5. Be aware of mineral intake.
Eating too much sodium (found in normal table salts or highly processed food) and not enough potassium can cause bloating and fluid retention. This is because sodium stops the elimination of water from the cells. Eliminate processed foods and/or pre-packaged foods, which tend to be high in sodium but low in potassium. Sodium is an essential nutrient, and we absolutely need it every day. In fact, research has shown that the “sweet spot” for sodium intake is 3-5 grams a day to support overall health. At the same time, getting sufficient potassium was associated with the lowest risk, independent of sodium intake. This means that it is probably an imbalance of sodium and potassium that is the issue. We need to get a balance of all the electrolyte minerals. So, eating “whole” salt in the form of unrefined sea salt or himalayan salt, which have full, trace mineral profiles, instead of refined table salt, and whole foods instead of processed foods, is probably best.
6. Avoid fizzy drinks.
Carbonated beverages contain carbon dioxide to give them that fizz. These bubbles, however, end up in our digestive track where they can cause distension and gas.
7. Eat smaller meals until you feel better.
Large meals distend the stomach, making digestion more difficult. Think of overstuffing a washing machine – nothing would get washed properly. While you recover, you could try to spread your meals and snacks evenly throughout the day and you may start to feel your digestive system kicking into a much better rhythm. Then, when you feel better, you might want to try going longer before eating again, as a healthy digestion should allow for the migrating motor complex (a sort of “sweeping out” of the small intestines) to be active between meals. Snacking can interfere with this and exacerbate bloating symptoms.
8. Stay hydrated.
Drink at least two litres of water a day. Make sure you’re drinking water between meals as this will support kidney function and detoxification. If you’re already feeling bloated, avoid fizzy drinks, as they will only make things worse. Make sure your minerals are balanced, which is essential for hydration.
9. Keep moving.
Exercise improves intestinal transit as well as helping to eliminate excess liquid. Even a short walk in your lunch hour can help keep bloating at bay.
10. Chill out.
Eat your meals in a relaxed environment. Stress is another factor that affects your 消化系统 and can lead to bloating, so try and relax so your body can carry out its natural processes properly. While it’s pretty easy to sit down with dinner in front of the telly, it’s always a better idea to eat in a more relaxed and less distracting space.

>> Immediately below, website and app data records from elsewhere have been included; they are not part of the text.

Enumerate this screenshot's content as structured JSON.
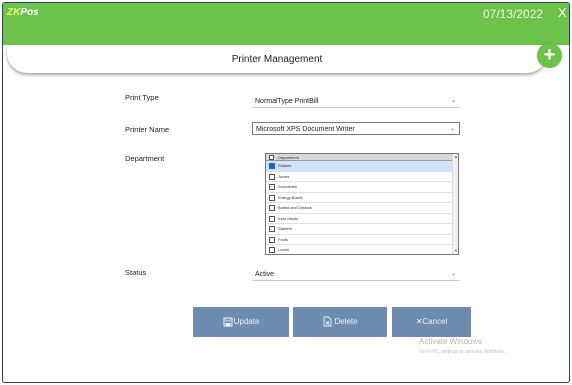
{
  "header": {
    "logo_prefix": "ZK",
    "logo_suffix": "Pos",
    "date": "07/13/2022",
    "close_glyph": "X",
    "accent_color": "#6cc24a"
  },
  "page": {
    "title": "Printer Management",
    "add_glyph": "+"
  },
  "form": {
    "print_type_label": "Print Type",
    "print_type_value": "NormalType PrintBill",
    "printer_name_label": "Printer Name",
    "printer_name_value": "Microsoft XPS Document Writer",
    "department_label": "Department",
    "status_label": "Status",
    "status_value": "Active"
  },
  "department_list": {
    "header": "Department",
    "items": [
      {
        "label": "Shakes",
        "checked": true
      },
      {
        "label": "Juices",
        "checked": false
      },
      {
        "label": "Smoothies",
        "checked": false
      },
      {
        "label": "Energy Bowls",
        "checked": false
      },
      {
        "label": "Boiled and Gelatos",
        "checked": false
      },
      {
        "label": "Keto Meals",
        "checked": false
      },
      {
        "label": "Starters",
        "checked": false
      },
      {
        "label": "Fruits",
        "checked": false
      },
      {
        "label": "Lunch",
        "checked": false
      }
    ]
  },
  "buttons": {
    "update": "Update",
    "delete": "Delete",
    "cancel": "Cancel",
    "button_color": "#6e8cb0"
  },
  "watermark": {
    "line1": "Activate Windows",
    "line2": "Go to PC settings to activate Windows."
  }
}
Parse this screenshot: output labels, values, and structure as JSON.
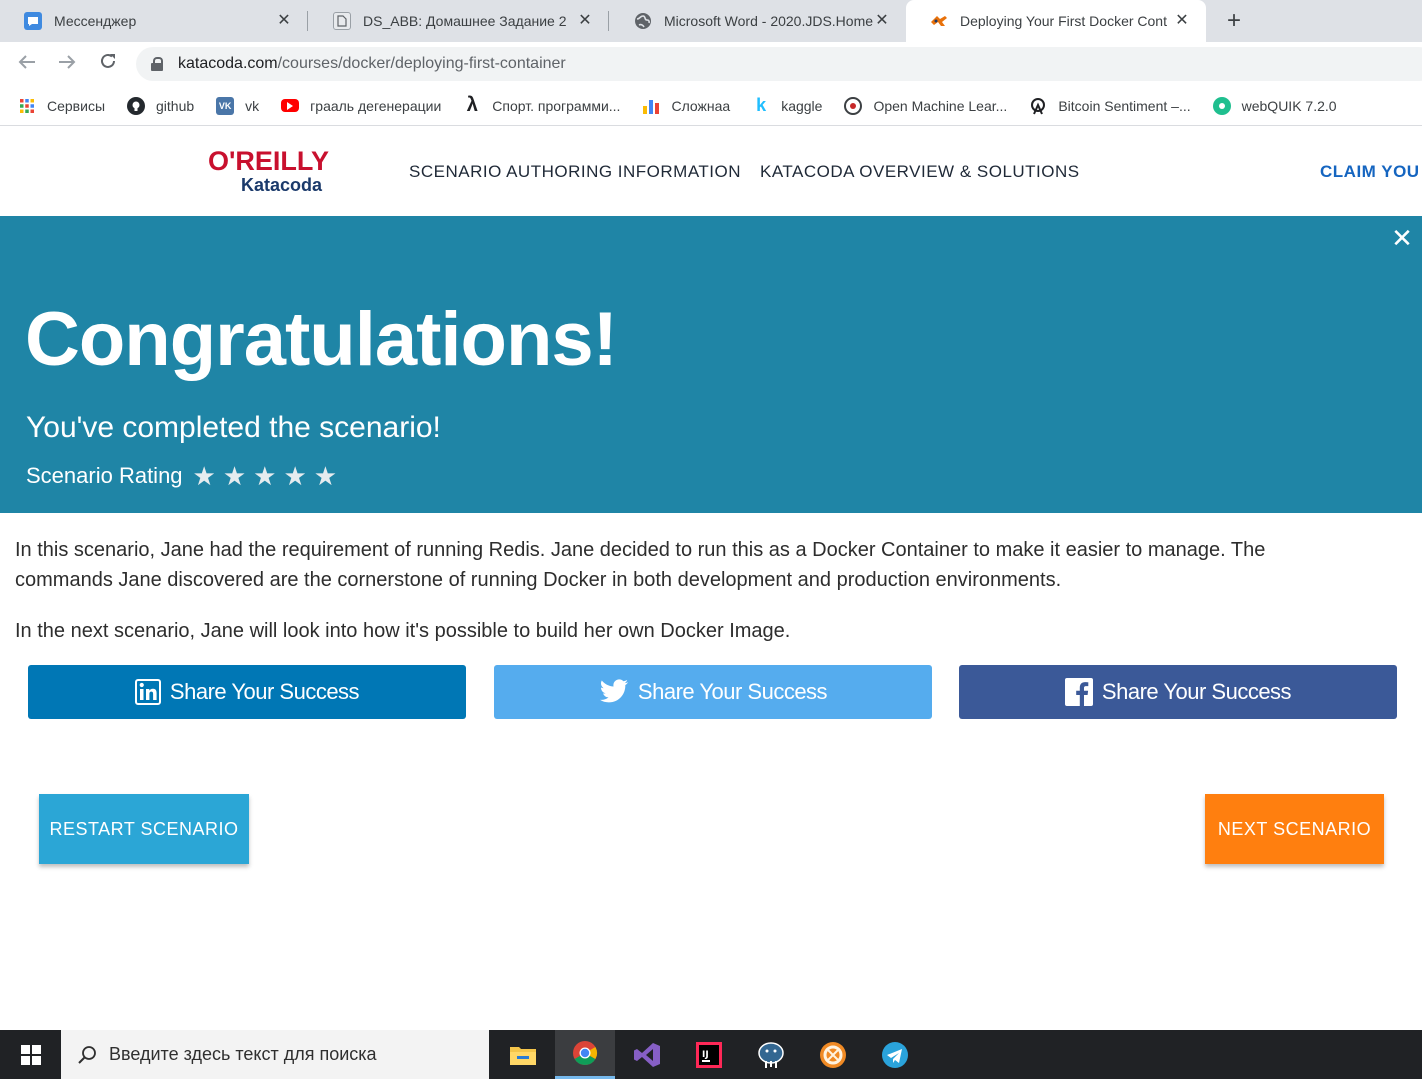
{
  "browser": {
    "tabs": [
      {
        "title": "Мессенджер",
        "icon": "messenger-icon",
        "color": "#3f8ae0"
      },
      {
        "title": "DS_ABB: Домашнее Задание 2",
        "icon": "page-icon",
        "color": "#5f6368"
      },
      {
        "title": "Microsoft Word - 2020.JDS.Home",
        "icon": "globe-icon",
        "color": "#5f6368"
      },
      {
        "title": "Deploying Your First Docker Cont",
        "icon": "katacoda-icon",
        "color": "#e8710a"
      }
    ],
    "new_tab": "+",
    "url_host": "katacoda.com",
    "url_path": "/courses/docker/deploying-first-container",
    "bookmarks": [
      {
        "label": "Сервисы",
        "icon": "apps-grid-icon"
      },
      {
        "label": "github",
        "icon": "github-icon"
      },
      {
        "label": "vk",
        "icon": "vk-icon"
      },
      {
        "label": "грааль дегенерации",
        "icon": "youtube-icon"
      },
      {
        "label": "Спорт. программи...",
        "icon": "lambda-icon"
      },
      {
        "label": "Сложнаа",
        "icon": "bar-chart-icon"
      },
      {
        "label": "kaggle",
        "icon": "kaggle-icon"
      },
      {
        "label": "Open Machine Lear...",
        "icon": "openml-icon"
      },
      {
        "label": "Bitcoin Sentiment –...",
        "icon": "bitcoin-sentiment-icon"
      },
      {
        "label": "webQUIK 7.2.0",
        "icon": "webquik-icon"
      }
    ]
  },
  "site": {
    "logo_top": "O'REILLY",
    "logo_bottom": "Katacoda",
    "nav": [
      "SCENARIO AUTHORING INFORMATION",
      "KATACODA OVERVIEW & SOLUTIONS"
    ],
    "claim": "CLAIM YOU"
  },
  "banner": {
    "heading": "Congratulations!",
    "subheading": "You've completed the scenario!",
    "rating_label": "Scenario Rating",
    "stars": 5,
    "close": "✕",
    "color": "#1f85a6"
  },
  "content": {
    "paragraph1": "In this scenario, Jane had the requirement of running Redis. Jane decided to run this as a Docker Container to make it easier to manage. The commands Jane discovered are the cornerstone of running Docker in both development and production environments.",
    "paragraph2": "In the next scenario, Jane will look into how it's possible to build her own Docker Image."
  },
  "share": [
    {
      "label": "Share Your Success",
      "network": "linkedin",
      "color": "#0077b5"
    },
    {
      "label": "Share Your Success",
      "network": "twitter",
      "color": "#55acee"
    },
    {
      "label": "Share Your Success",
      "network": "facebook",
      "color": "#3b5998"
    }
  ],
  "actions": {
    "restart": "RESTART SCENARIO",
    "next": "NEXT SCENARIO",
    "restart_color": "#2ba6d6",
    "next_color": "#ff7f0f"
  },
  "taskbar": {
    "search_placeholder": "Введите здесь текст для поиска",
    "apps": [
      "file-explorer-icon",
      "chrome-icon",
      "visual-studio-icon",
      "intellij-icon",
      "pgadmin-icon",
      "app-orange-icon",
      "telegram-icon"
    ]
  }
}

11. Give exotic tastes a try.
Herbs and spices to support digestion include turmeric, ginger, fennel, and fenugreek – Add these to your stir-fries or curries. Also, a hot cuppa of chamomile or peppermint tea is known to support recovery from bloating. You could also try chewing a few fennel seeds at the end of a meal to support digestion.

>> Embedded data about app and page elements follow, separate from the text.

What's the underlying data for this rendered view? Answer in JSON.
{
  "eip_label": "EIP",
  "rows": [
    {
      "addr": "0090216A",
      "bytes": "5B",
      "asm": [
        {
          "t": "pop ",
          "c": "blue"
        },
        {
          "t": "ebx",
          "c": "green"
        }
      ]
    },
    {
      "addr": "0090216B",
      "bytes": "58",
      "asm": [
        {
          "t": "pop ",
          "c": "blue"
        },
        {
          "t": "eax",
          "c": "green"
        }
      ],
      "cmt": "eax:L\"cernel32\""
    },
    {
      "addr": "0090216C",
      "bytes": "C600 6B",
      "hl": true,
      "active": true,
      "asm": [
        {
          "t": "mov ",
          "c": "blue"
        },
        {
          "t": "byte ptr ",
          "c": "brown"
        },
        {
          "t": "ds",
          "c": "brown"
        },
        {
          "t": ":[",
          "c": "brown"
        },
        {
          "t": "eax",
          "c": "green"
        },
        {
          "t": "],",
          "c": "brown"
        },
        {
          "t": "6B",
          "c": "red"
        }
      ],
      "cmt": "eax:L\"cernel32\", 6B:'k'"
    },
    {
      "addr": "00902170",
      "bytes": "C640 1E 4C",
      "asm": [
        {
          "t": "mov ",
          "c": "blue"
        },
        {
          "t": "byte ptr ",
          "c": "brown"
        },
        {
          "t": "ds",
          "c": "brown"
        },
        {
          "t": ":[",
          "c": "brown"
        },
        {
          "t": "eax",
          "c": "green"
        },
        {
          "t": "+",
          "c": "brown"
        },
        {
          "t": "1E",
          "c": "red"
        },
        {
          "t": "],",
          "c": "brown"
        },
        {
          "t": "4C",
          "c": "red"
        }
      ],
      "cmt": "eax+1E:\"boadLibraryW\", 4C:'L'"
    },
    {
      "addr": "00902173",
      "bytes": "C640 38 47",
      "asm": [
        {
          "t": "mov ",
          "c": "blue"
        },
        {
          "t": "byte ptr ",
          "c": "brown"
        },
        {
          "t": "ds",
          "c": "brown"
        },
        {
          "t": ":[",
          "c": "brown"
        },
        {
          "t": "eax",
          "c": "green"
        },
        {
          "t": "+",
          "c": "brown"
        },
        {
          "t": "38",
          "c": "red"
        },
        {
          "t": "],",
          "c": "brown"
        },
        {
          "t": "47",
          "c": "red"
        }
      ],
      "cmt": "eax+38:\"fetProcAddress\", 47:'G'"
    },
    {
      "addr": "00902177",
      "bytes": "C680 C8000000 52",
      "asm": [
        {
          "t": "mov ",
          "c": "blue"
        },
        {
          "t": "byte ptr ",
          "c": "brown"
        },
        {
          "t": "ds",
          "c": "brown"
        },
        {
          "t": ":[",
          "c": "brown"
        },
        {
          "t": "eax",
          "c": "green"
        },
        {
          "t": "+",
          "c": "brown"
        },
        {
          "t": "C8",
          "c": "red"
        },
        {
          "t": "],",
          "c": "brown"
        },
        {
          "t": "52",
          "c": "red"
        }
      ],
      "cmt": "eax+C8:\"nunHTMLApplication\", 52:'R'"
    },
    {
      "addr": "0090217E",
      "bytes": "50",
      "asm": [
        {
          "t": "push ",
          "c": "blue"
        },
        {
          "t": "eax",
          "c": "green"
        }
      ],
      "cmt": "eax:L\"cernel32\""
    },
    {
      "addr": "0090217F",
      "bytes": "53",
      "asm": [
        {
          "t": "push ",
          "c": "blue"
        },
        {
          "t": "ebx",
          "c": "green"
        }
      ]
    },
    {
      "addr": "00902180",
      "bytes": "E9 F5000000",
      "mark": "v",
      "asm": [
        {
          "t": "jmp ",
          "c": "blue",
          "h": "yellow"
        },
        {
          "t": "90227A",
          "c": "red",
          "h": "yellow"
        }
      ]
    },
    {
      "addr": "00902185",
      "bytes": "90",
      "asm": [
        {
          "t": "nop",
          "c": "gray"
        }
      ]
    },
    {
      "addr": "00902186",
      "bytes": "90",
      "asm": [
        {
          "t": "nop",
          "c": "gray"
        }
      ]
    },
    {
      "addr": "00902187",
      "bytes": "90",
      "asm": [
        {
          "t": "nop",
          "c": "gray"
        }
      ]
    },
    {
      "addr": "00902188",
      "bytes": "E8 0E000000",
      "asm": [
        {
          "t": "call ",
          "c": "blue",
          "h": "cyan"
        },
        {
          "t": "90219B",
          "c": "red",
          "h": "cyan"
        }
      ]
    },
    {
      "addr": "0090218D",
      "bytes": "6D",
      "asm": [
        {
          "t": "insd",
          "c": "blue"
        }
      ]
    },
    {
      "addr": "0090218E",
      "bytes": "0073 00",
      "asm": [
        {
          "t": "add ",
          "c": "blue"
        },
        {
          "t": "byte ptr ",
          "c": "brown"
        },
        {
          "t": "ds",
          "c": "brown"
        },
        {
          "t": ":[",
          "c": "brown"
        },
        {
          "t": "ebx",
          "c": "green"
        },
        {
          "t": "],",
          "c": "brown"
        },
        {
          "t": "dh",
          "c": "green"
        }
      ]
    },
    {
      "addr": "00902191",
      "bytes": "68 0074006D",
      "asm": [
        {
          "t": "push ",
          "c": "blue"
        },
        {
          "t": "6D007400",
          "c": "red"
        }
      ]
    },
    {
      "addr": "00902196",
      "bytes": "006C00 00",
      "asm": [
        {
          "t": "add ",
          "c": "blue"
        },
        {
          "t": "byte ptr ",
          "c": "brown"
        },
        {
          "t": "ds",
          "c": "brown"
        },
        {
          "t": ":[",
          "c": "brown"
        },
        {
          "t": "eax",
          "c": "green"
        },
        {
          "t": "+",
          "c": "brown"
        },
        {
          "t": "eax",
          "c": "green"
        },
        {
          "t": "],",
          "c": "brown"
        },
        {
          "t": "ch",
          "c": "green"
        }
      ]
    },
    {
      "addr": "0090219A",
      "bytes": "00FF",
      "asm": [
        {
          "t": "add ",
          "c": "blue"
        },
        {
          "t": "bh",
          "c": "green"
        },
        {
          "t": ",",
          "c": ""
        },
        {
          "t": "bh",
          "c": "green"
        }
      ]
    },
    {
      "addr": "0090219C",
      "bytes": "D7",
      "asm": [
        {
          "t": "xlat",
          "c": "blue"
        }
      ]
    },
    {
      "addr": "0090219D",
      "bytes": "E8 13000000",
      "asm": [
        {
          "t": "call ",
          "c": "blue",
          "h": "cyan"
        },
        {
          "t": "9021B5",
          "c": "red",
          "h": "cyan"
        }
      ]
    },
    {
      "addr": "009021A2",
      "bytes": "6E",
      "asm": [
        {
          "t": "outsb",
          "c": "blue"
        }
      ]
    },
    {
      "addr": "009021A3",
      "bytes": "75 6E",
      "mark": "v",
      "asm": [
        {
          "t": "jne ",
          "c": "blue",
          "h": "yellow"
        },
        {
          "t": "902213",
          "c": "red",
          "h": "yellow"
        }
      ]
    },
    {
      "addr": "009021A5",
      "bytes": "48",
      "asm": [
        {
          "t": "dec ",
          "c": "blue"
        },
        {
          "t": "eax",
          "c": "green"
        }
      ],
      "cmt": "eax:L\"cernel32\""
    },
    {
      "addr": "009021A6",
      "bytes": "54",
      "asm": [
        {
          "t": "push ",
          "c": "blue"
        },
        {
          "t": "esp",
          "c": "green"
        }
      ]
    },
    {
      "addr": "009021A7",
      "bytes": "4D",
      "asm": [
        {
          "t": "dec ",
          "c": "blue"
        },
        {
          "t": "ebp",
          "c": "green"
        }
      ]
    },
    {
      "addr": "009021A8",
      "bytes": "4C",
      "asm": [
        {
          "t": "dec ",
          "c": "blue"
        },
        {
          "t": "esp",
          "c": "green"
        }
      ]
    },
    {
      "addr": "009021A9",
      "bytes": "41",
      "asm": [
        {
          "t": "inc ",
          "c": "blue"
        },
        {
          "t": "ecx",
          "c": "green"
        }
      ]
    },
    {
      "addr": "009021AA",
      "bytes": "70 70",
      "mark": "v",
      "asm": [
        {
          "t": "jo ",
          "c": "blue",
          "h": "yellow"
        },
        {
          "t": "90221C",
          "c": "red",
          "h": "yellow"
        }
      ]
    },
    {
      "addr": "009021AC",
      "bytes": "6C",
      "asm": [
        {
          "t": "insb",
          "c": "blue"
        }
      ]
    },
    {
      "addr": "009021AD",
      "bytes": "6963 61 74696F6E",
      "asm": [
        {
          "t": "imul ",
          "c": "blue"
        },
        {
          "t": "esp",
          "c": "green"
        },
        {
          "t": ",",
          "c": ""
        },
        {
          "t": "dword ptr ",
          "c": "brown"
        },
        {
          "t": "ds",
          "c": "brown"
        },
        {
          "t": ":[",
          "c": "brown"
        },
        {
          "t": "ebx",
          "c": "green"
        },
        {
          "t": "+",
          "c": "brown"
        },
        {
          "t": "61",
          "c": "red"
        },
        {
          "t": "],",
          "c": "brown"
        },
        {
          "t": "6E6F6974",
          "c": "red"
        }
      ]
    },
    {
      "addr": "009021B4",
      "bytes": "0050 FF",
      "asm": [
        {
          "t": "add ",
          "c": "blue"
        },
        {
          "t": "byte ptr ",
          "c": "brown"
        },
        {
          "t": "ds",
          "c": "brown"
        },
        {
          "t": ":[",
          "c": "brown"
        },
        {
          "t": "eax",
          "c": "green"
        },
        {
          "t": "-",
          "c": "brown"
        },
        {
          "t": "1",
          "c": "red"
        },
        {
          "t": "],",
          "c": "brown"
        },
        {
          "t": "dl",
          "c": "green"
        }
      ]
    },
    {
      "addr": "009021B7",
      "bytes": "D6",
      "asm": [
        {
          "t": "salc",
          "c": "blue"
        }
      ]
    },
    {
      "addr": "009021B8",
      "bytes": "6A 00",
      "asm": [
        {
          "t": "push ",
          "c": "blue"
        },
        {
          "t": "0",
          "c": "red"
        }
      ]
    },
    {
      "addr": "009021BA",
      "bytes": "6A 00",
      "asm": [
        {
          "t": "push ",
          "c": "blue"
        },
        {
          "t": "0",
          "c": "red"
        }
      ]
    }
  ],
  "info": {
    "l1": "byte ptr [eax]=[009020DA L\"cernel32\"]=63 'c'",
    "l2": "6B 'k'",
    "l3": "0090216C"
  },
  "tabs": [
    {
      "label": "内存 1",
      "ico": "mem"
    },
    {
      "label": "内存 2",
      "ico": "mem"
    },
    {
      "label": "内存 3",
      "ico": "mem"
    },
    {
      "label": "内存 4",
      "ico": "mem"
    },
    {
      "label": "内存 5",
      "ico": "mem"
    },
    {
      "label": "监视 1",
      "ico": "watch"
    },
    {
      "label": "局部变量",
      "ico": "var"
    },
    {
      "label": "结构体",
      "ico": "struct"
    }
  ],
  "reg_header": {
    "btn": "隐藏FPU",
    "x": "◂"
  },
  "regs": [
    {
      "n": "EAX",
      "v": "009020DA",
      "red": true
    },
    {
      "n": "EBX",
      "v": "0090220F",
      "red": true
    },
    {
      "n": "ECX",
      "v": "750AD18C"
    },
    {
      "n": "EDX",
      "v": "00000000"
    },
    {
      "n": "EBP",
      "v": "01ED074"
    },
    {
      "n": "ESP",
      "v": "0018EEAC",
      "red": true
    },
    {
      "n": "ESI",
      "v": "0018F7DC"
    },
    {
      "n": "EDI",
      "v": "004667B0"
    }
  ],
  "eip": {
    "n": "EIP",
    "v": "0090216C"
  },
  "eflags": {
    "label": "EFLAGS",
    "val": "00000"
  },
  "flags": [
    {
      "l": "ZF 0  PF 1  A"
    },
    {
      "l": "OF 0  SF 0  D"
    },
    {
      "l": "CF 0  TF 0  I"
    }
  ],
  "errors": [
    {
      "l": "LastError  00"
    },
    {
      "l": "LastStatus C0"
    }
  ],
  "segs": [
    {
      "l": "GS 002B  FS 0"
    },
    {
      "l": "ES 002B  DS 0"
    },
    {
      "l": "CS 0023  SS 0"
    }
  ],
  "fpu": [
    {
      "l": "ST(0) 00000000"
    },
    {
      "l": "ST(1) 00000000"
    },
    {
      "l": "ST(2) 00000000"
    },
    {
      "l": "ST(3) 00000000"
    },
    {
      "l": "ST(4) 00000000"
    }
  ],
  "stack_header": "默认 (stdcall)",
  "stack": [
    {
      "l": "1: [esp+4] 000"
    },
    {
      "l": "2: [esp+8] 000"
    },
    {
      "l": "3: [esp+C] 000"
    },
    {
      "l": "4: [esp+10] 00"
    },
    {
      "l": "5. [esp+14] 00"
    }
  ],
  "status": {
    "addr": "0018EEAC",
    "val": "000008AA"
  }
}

12. Eat foods that are helpful to digestion.
Pineapple and celery may support recovery from bloating whilst dandelion leaf tea functions to support fluid balance. Many people with digestive issues respond well to a lower fibre diet, focusing on animal foods, which contain far more bioavailable nutrients than plant foods.
There are a number of different ways to reduce bloating. If you’re ready to try detox herbs, try Body Cleanse. Good Health offers Body Cleanse Total Body Detox is a gentle, two-part detoxifying formulation that contains popular herbs and nutrients to naturally support the body’s detoxification processes, along with fibre to support toxin removal. It supports healthy liver and bowel function and contains key herbs for supporting healthy skin and blood.
Body Cleanse Total Body Detox is like a spring clean from the inside and may be undertaken as a simple one month or a quick one-week detox.